Next, follow all of the analysts and columnists on TSN, ESPN, Fox Sports, Yahoo!, SB Nation, The Good Point, SI – and click on each of their names and follow everyone that they’re following. Follow all of the players on your favorite team, too, and maybe a couple of players on different teams. Follow all of your favorite team’s minor leaguers. Celebrities? Good enough. Follow them. If anyone begins to follow you, follow them back. It’s the considerate thing to do. Unless they’re following you in real life. In which case: run.
Okay, I’m ready! I’m following 584 people and I have 21 people following me. What should I tweet about?
Get your feet beneath you by tweeting your current thoughts and actions. Are you going to Tim Hortons for coffee? Tweet it. Is there a song in your head? Tweet it. Simple.
There’s no need for you to do all the work in tweeting, either. Go through everyone else’s tweets. Agree with any of them? Hit “retweet” and bam! Your followers just received someone else’s wisdom. Nicely done.
After several days of non-stop tweeting, you’ll be ready to snap into action when enormous sports stories break, like Jeremy Hellickson winning the AL Cy Young or the Orioles changing their logo back to the cartoonish smiling bird. Whatever is happening right now is the most important issue ever. Now is the time. Let your feelings be heard.
Do’s and Don’t’s in the Sports Twitter-verse
DO react honestly and immediately. Why censor yourself? It’s your opinion. Share it. If more facts come out in an hour, hey, you can just tweet your changed opinion in an hour.
DON’T be star-struck. In the Sports Twitter-verse, you and everyone else are on even footing. Jose Bautista just belted another home run? Congratulate him via tweet. Confused about why Keith Law is hating on Adeiny Hechavarria? Ask him directly. You have a direct pipeline to your target. Use it.
DO respond to people personally. If someone calls you out, let him have it. The Sports Twitter-verse is the perfect place to flame some idiot with a selection of sizzling rhetoric.
DON’T wonder if someone else is being sarcastic. If they took the time to tweet about it, they must be utterly sincere in their opinion.
DO speculate on every rumor. If the Nationals are considering offering Albert Pujols a contract, snap off a blind guess of what this would mean for the NL East. Talk trash to Phillies fans. Tell the Cardinals management how much they suck. Brag that the Nats are now World Series favorites or snipe that they overpaid and gave Pujols too many seasons on the deal. Your opinion must be heard, and it must be heard immediately.
DON’T proofread your tweets. The basic gist will come across just fine.

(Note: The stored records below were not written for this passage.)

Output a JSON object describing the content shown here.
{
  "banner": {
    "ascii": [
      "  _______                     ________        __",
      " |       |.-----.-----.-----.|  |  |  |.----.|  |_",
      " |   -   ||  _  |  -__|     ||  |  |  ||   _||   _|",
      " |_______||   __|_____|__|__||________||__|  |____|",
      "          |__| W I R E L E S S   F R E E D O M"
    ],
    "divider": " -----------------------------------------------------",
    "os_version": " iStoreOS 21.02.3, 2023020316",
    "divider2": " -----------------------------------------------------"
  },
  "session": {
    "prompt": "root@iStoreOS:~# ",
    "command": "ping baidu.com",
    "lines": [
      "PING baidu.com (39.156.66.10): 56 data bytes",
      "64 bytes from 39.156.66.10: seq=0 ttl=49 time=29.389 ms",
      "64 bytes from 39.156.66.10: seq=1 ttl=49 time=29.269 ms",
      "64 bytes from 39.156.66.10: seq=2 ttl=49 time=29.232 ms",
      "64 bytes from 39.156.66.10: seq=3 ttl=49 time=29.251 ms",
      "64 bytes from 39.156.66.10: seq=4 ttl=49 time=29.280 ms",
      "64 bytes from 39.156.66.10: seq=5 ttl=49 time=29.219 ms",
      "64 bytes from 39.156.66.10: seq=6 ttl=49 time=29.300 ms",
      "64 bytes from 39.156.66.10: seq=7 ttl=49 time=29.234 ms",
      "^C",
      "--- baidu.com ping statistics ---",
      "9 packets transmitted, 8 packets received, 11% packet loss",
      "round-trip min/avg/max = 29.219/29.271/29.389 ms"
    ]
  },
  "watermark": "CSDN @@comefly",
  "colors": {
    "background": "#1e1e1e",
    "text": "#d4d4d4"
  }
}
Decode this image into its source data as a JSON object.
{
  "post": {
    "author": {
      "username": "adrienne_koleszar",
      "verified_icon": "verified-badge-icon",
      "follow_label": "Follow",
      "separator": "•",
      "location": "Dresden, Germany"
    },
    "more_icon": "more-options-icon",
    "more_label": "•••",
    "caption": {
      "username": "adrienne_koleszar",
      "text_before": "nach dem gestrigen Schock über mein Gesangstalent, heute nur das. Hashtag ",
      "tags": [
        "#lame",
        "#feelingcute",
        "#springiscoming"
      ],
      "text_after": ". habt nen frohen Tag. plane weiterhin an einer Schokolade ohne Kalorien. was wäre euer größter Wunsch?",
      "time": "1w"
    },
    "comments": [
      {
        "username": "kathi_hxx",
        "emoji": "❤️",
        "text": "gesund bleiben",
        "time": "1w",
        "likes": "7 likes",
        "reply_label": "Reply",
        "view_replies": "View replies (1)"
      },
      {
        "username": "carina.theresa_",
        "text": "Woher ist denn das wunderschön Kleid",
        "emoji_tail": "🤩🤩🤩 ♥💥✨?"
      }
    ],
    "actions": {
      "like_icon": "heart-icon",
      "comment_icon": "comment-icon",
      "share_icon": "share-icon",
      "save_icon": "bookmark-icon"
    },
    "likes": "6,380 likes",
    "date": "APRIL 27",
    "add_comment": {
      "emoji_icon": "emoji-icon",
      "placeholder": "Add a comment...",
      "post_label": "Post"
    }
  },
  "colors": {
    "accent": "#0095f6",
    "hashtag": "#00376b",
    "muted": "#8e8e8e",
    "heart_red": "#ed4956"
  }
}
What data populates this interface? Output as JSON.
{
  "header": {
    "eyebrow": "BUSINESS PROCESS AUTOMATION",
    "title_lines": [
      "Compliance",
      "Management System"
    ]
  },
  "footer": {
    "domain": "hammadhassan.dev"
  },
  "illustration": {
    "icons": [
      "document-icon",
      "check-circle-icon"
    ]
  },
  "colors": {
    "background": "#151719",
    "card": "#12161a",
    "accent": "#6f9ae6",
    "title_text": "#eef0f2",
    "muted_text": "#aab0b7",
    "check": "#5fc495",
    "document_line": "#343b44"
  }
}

The Sports Twitter-verse is an exciting wilderness of reporting, conjecture and typos, combining the best features of human emotion, evolution, fanaticism and anonymity. And every now and then, you might find a link to a funny YouTube video. That’s an aspect of life that, unlike C.J. Wilson, is far from overrated.